The President of the UN General Assembly convened the first system-wide meeting on Thursday, dedicated to galvanising action towards implementing the ground-breaking blueprint, known as Our Common Agenda, launched last year by the Secretary-General.

“The well-being of people around the world, the health of our planet, and the survival of future generations depend on our willingness to come together around a commitment to collective problem-solving and action”, said UN chief António Guterres. “We don’t have a moment to lose”.

He urged those attending the first of five thematic consultations at UN Headquarters, the first devoted to Accelerating and Scaling up the Sustainable Development Goals (SDGs), to “make progress on the substance and the search for consensus, as much as possible this year”.

With only eight years until 2030, and with COVID-19 driving the world further off track, the UN chief said that the report’s recommendations aim to get the world “back on track” towards achieving the SDGs.

“Each proposal will promote progress across other goals, and indeed our broader pursuit of peace and human rights”.

It calls for a New Global Deal to share power, wealth and opportunities more broadly at the international level, and allow developing countries to focus their resources on sustainable, inclusive development.

“The New Global Deal will rebalance power and financial resources, enabling developing countries to invest in the 2030 Agenda and the SDGs”, he said.

Noting that “there is no one-size-fits-all social contract”, Guterres reminded that Our Common Agenda proposes an intergovernmental World Social Summit in 2025 to “coordinate action and create momentum on a global scale” towards reaching the goals, while taking stock of efforts to renew the social contract.

“The ending of poverty in all its forms everywhere is not just the objective of SDG 1, but the primary objective of the 2030 Agenda itself”, he stated.

“Poverty is not only the absence of income”, he said, advocating for a global economy that works for all, including safeguarding public health, reforming the world’s financial system, and protecting the environment.
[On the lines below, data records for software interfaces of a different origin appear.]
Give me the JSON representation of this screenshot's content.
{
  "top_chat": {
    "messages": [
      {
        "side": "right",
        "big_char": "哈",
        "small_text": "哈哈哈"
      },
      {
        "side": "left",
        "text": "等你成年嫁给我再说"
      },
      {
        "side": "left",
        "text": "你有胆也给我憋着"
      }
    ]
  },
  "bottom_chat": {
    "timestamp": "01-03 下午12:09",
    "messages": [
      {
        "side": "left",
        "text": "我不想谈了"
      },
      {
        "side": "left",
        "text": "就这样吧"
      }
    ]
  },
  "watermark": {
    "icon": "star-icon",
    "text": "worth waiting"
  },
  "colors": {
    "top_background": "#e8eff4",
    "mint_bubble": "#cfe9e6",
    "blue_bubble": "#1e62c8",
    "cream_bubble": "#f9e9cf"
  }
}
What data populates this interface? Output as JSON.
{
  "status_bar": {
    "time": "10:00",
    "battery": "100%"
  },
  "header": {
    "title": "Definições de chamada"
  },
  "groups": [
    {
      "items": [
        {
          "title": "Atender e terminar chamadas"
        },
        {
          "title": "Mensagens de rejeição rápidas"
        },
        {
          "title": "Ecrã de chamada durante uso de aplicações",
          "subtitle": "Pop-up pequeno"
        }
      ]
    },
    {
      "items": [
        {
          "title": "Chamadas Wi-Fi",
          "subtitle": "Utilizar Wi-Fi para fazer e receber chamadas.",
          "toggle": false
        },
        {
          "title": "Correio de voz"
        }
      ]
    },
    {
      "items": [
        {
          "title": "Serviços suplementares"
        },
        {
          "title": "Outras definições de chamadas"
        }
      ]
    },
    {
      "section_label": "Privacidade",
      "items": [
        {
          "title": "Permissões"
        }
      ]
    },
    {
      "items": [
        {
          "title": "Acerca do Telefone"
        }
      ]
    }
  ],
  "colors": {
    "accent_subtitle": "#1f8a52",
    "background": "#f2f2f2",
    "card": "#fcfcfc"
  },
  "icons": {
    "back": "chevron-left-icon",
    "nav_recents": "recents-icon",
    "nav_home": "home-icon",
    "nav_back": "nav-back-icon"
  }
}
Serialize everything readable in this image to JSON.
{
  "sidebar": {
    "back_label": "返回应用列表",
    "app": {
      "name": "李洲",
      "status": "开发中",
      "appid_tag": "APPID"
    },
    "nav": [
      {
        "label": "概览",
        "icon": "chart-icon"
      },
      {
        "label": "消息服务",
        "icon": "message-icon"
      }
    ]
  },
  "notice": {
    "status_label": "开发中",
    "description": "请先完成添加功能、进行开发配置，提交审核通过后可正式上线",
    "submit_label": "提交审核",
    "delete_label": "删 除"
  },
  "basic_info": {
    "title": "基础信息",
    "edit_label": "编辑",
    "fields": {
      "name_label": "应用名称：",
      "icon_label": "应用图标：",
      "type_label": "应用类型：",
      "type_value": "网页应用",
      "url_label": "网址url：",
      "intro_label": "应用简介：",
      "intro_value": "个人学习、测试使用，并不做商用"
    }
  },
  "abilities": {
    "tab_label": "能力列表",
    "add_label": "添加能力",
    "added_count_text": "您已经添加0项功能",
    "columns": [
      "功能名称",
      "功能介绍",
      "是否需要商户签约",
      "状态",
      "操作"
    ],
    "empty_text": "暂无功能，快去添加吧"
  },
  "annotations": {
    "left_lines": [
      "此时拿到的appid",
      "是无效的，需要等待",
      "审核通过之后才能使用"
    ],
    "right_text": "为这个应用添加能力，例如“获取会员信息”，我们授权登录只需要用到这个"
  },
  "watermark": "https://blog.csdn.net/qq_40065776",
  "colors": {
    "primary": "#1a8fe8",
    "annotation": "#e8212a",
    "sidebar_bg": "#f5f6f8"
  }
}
The UN chief highlighted three issues “at the heart of our commitment” to leave no one behind, that require urgent action.

First, he described the current learning crisis, as “a disaster first and foremost for the world’s young people…[with] very serious implications for the future of our societies”.

Without functioning education systems, he said that the world would not be able to meet the needs of labour markets, advance gender equality and human rights, or strengthen democratic institutions.

To address this, a Transforming Education Summit will be held in September to reignite a collective commitment to education and lifelong learning as a pre-eminent public good; mobilize action to recover lost progress; and promote a reimagining of education and innovation.

The Deputy Secretary-General will lead Summit preparations and Guterres will be appointing a Special Adviser in the coming weeks.

Although women and girls are central to every social contract, the UN chief pointed out that “their specific needs and aspirations are largely ignored, and their work is routinely undervalued”.

The pandemic has shone a spotlight on the unpaid care work – mainly done by women – that enables much of society to function, while intensifying a shadow pandemic of increased violence against women and girls.

Against this backdrop, he has asked Deputy Secretary-General to review the UN’s capacity on gender “to ensure gender equality is at the core of everything we do”.

“I encourage Member States to use these consultations to consider my proposals and how inter-governmental processes can deliver better for half the world’s people”, said the top UN official.

Photo: UN News Centre

Turning to young people, Guterres highlighted the power of youth engagement and the importance of their voices across the UN system and beyond, recalling his proposal to establish an Office on Youth.

“The creation of a dedicated capacity focusing on young people…would have a meaning that goes far beyond its institutional significance” by making the entire UN system “accountable in delivering for and with young people”, he explained.

Not only would it signal a cultural transformation but also send a strong message that young people are “a driving force” within the Organisation.

President Abdulla Shahid reminded the inaugural consultation on the Common Agenda, that his “Presidency of Hope” was “focused on solutions and concrete actions that look to deliver for people, planet, and prosperity.”

He said his priorities included a sustainable recovery from the pandemic, “respecting the rights of all, protecting the planet and revitalising the UN.”

“Ours is a world in need of hope. Hope that can only be inspired by unity, solidarity, and collective action”, he said, adding that “this consultative process…is key to delivering on each of those priorities”.

“The United Nations must step up; we must become more responsive and more effective for the people we serve”, he stated.

Despite differences, Shahid maintained that “we are but one family”, encouraging everyone to “find a way forward” on the Agenda’s proposals.

“Our attempt should be to find the right mechanisms to ensure that we arrive at common understandings”.

Like fisherfolk, “let’s fill our boats with fish”, rather than “cut the hook and return to the shore empty handed”, he said.

The Assembly President closed by urging Member States to operate “in good faith, with mutual trust and respect, and with the common goal of enhancing our work and bettering the world around us, said Shahid.